Jonathan Baker, founding professor of journalism at the University of Essex, has been honoured for his outstanding contribution to journalism training and education with the 2019 NCTJ chairman’s award.

Kim Fletcher, chairman of the NCTJ, presented the award to Jonathan at the Awards for Excellence gala dinner at Quendon Hall in Essex on Thursday, 29 November.

Speaking at the ceremony, Kim Fletcher said: “Jonathan’s professionalism, high standards and commitment to excellence in journalism, and journalism education and training, is an inspiration to us all.

“Like many previous recipients of my award, Jonathan is proud to be NCTJ trained and qualified, starting as a graduate trainee on the Liverpool Daily Post and Echo and winning the NCTJ award for the best candidate in the north of England.”

He left newspapers to start a long and successful career at the BBC.

Jonathan is first and foremost an outstanding news journalist and editor. Exuding calm and good humour, he produced outstanding programmes for both television and radio news, leading his teams with unflappable common sense and a healthy sense of fun.

After a long and successful career at the sharp end of live programme making, Jonathan went on to lead the BBC’s College of Journalism, in charge of meeting the training needs of thousands of journalists.

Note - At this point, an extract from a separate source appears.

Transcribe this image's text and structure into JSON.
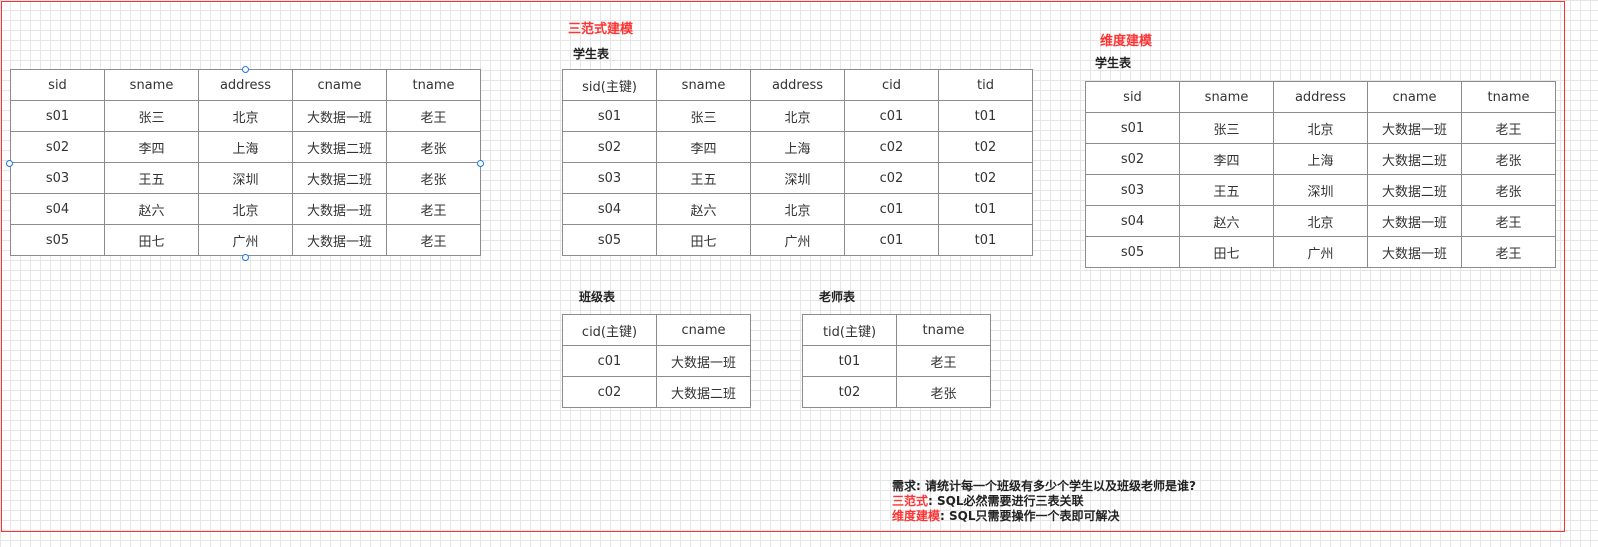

He remained an influential voice across BBC News until he left the corporation in 2014.

On being appointed to launch a multimedia journalism degree at the University of Essex, Jonathan worked from the start to ensure that the new course met the requirements for NCTJ accreditation.

He has shown a consistent commitment to giving students the best possible grounding in what it takes to find and tell great stories. The strong foundations Jonathan has put in place will continue to benefit future generations of students in the years ahead.

Jonathan stepped down in the summer having achieved his ambitions for journalism at the university. We know he will continue to find new ways to offer his knowledge and experience to help the cause of journalism training.

Also honoured at the ceremony was Abbie Scott, deputy managing editor of the Financial Times, who was presented with the equality, diversity and inclusion award.

Brand new for this year, Abbie won the award for creating long-term sustainable change at the FT by setting up a paid internship scheme for student journalists, giving journalists from under-represented backgrounds the opportunity to work in the FT newsroom.

Speaking at the ceremony, awards host Sarah Hewson, Sky News presenter, said: “The judges were particularly impressed with her continued contact with interns beyond their time at the FT, showing ongoing dedication and commitment to diversity in journalism.”